A Division of the Minnesota Department of Public Safety

Internet Crimes Against Children

​​What is ICAC?

The Minnesota Internet Crimes Against Children (or ICAC) Task Force works with law enforcement agencies throughout Minnesota to investigate and prosecute those who exploit children on the Internet. The ICAC Task Force also works to educate parents and children about potential online risks.

Report suspicious online conduct involving children to the National Center for Missing and Exploited Children (NCMEC) CyberTipline or call 1-800-THE-LOST, (800) 843-5678. 

What Does ICAC Do?

The ICAC Task Force helps state and local law enforcement agencies develop an effective response to cyber enticement and child pornography cases. This help encompasses forensic and investigative components, training and technical assistance, victim services and community education.

The ICAC Task Force is a national program of excellence for investigating and prosecuting online crimes against children.
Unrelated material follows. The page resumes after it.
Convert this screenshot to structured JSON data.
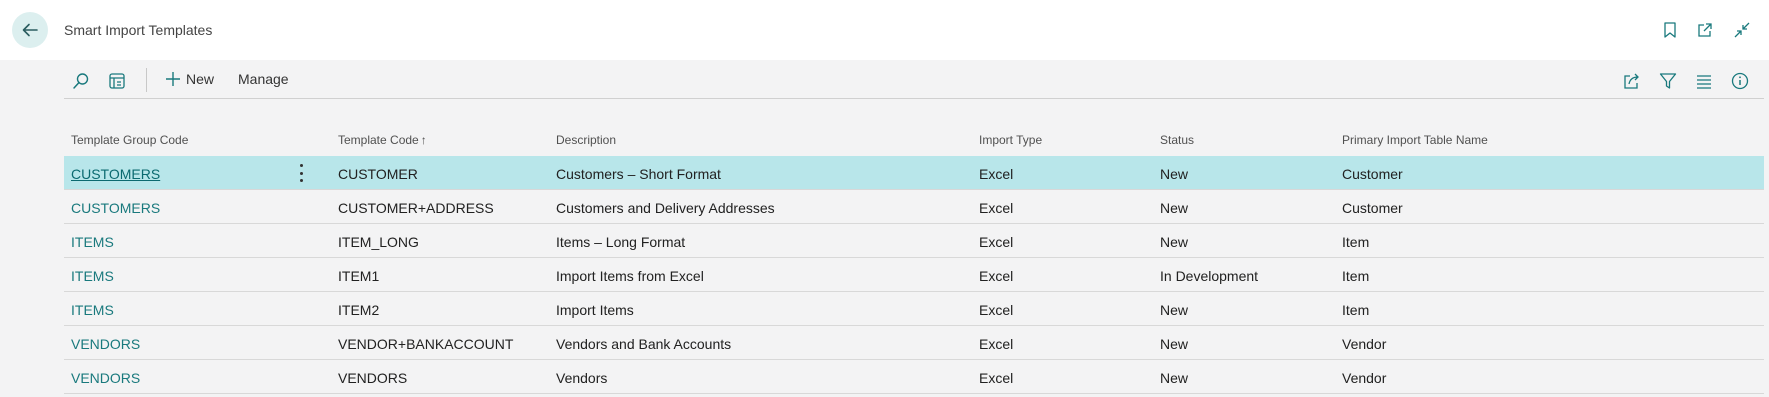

Learn about ICAC's history.

Criminal Justice Agency Resources

The ICAC unit works with criminal justice agencies across the state on internet crimes investigations. This map shows affiliate agencies which assist in investigations. A nearby affiliate agency can be a point of contact when a crime of this nature is uncovered in your jurisdiction.

Become an ICAC Affiliate Agency

To get information on becoming an ICAC investigative or forensic affiliate, call (651) 793-7000.

Training Opportunities

The Bureau of Criminal Apprehension provides training for criminal justice agency staff who want to learn more about ICAC-type investigations. The training is provided through BCA Training & Auditing.

Community Resources

The ICAC Task Force, in conjunction with the National Center for Missing and Exploited Children and NetSmartz, has developed downloadable training presentations on Internet safety for children and families. The presentations contain training programs designed for grades K-12, parents, and for community members, and can be used by families, teachers and media specialists to teach Internet safety.